Sector Academic/University 
PI Contribution We have provided specimens. We have received sequences generated at Glasgow for analysis at UVRI. We have participated in writing of new research grants. We have worked with the team to present data to the research community and to the local communities in West Nile where a new virus was isolated
Collaborator Contribution They have trained our staff in metagenomics, and contributed to the transfer of technology. Three of our staff have visited Glasgow and a team led by Dr Emma Thompson has also visited us. We are together writing other research grants
Impact In the process of looking for Zika virus, we have also identified other viruses including Le Dantec Rhabdovirus. Metagenomic analysis of the acute plasma RNA revealed a contiguous sequence of 11,423 nucleotides that had a 94% identity with a 1965 LDV strain isolated from a Senegalese girl (DakHD763 strain, KM205006) by phylogenetic analysis. The metagenomics sequence was confirmed by PCR and Sanger sequencing of a 5'-half genome fragment. We have also identified a new virus named Adumi virus, from a girl in West Nile region
Start Year 2015
 
Description Partnership with UVRI on Zika virus studies 
Organisation Uganda Virus Research Institute
Department Department of Arbovirology, Emerging and Re-emerging Infections
Country Uganda 
Sector Public 
PI Contribution We provide sequencing expertise and its analyses. We have provided facilities to analyse more samples. We have provided training opportunities to UVRI staff including those studying for MSc and PhD

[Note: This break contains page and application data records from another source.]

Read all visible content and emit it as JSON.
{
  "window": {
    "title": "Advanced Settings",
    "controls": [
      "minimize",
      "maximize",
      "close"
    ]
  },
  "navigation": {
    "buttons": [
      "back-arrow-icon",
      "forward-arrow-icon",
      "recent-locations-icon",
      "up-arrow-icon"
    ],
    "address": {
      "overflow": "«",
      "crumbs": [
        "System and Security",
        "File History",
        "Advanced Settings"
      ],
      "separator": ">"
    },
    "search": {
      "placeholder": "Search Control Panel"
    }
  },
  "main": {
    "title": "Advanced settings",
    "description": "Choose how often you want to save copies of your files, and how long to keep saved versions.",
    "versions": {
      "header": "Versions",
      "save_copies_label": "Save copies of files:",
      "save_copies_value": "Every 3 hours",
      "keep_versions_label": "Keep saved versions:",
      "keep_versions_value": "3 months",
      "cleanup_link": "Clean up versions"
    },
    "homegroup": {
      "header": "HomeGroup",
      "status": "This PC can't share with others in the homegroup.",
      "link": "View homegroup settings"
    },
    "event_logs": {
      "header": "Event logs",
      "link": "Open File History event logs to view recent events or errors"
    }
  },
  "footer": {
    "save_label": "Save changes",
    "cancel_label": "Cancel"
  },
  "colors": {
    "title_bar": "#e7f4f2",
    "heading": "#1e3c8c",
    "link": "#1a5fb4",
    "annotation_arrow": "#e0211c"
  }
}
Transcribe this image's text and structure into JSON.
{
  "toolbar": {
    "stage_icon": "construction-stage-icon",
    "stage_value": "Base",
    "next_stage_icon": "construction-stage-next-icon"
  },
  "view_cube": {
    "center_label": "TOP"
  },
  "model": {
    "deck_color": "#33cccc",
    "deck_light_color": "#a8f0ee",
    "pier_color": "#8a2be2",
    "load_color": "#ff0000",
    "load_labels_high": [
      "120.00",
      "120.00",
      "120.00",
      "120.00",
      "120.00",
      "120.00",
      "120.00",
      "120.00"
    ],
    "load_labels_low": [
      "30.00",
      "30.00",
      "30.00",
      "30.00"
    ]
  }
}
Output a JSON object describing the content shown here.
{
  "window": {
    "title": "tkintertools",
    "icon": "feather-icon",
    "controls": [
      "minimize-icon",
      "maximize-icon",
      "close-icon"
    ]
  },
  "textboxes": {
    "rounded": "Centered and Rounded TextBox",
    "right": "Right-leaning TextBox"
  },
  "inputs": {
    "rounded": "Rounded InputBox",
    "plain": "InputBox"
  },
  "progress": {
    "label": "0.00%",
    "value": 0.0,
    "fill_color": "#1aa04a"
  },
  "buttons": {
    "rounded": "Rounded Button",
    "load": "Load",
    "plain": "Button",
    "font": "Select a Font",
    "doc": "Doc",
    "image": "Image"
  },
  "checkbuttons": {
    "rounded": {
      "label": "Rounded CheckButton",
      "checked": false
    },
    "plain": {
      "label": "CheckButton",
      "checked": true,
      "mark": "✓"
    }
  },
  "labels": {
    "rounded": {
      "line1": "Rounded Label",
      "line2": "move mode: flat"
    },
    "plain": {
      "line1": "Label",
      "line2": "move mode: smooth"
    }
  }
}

Collaborator Contribution UVRI provides mosquito and human specimens to analyse. They also perform some other analyses such as the plaque neutralization reduction assays, and characterization of the mosquitoes from which we are looking for viruses.
Impact We have analysed a number of samples, this has led to more collaboration with other partners such as USA CDC and University of Glasgow. In the process of this work we have identified Le Dantec virus, only previously identified in two people in West Africa and in UK
Start Year 2015
 
Description Superinfection studies 
Organisation Johns Hopkins University
Department School of Medicine Johns Hopkins
Country United States 
Sector Academic/University 
PI Contribution Provision of samples Clinical and epidemiological data
Collaborator Contribution Training in neutralization and screening for neutralization
Impact Training of staff and generation of results
Start Year 2012
 
Description Superinfection studies 
Organisation National Institute of Virology Johannesburg
Country South Africa 
Sector Academic/University 
PI Contribution Provision of samples Clinical and epidemiological data
Collaborator Contribution Training in neutralization and screening for neutralization
Impact Training of staff and generation of results
Start Year 2012
 
Description Use of HIV full length sequencing to characterise HIV epidemics and evaluate interventions 
Organisation University College London
Department UCL Genomics
Country United Kingdom 
Sector Academic/University 
PI Contribution We provide specimens including clinical and epidemiological data. We also participate in the analysis of data
Collaborator Contribution They provide funds, sequencing of the samples and training in the analyses of large sequence data
Impact Conference Abstracts, paper manuscripts, we have also started analysing of near full length sequencing of HIV sequences within our Uganda Medical Informatics Centre
Start Year 2014
 
Description Media interview of Medical Informatics 
Form Of Engagement Activity A press release, press conference or response to a media enquiry/interview
Part Of Official Scheme? No
Geographic Reach National
Primary Audience Public/other audiences
Results and Impact I was interviews about our Medical Informatics Centre. There is interest in data analysis and how this can help other scientists and ministries. This media was organized to educate the public about our capacity and opportunities
Year(s) Of Engagement Activity 2017
 
Description Uganda Medical Informatics Centre, capacity 
Form Of Engagement Activity A talk or presentation
Part Of Official Scheme? No
Geographic Reach International
Primary Audience Professional Practitioners
Results and Impact This was intended to present the capacity of our Medical Informatics Centre, in order to expand our collaborations
Year(s) Of Engagement Activity 2017